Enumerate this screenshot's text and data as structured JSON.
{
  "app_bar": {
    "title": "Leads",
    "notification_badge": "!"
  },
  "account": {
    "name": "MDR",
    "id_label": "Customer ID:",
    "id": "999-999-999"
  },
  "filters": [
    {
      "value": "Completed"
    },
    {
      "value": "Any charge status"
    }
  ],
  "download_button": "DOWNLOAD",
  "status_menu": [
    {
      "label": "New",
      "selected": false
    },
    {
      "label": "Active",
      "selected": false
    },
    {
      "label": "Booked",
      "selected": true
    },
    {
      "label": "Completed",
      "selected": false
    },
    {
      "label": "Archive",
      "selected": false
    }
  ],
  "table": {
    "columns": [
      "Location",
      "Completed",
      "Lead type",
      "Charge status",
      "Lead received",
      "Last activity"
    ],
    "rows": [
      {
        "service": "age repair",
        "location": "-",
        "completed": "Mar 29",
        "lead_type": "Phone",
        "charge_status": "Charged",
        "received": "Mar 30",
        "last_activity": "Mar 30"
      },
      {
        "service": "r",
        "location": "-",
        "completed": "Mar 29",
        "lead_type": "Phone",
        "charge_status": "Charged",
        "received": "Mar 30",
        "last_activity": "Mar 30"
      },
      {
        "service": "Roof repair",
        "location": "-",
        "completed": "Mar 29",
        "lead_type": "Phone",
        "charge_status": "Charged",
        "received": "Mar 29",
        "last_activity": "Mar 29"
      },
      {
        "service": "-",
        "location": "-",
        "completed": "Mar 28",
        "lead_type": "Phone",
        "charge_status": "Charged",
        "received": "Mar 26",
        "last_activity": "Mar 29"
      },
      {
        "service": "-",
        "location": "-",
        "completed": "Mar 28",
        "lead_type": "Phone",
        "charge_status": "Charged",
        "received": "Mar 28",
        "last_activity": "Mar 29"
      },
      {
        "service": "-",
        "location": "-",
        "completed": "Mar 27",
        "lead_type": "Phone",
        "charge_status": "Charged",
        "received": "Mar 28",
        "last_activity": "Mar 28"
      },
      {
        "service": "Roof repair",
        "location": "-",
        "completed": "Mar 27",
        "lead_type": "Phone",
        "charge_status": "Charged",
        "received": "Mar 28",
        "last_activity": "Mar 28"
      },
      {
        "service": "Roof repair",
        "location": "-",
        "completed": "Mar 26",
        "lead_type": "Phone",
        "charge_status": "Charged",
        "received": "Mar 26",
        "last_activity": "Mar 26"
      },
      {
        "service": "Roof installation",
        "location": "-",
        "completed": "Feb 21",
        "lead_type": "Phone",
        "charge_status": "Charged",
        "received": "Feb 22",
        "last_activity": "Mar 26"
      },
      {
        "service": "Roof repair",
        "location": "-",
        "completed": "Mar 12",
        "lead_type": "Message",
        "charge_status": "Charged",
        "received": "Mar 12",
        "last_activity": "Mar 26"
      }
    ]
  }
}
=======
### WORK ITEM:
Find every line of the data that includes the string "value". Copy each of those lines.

### EXPECTED ANSWER:
      "value": "Completed"
      "value": "Any charge status"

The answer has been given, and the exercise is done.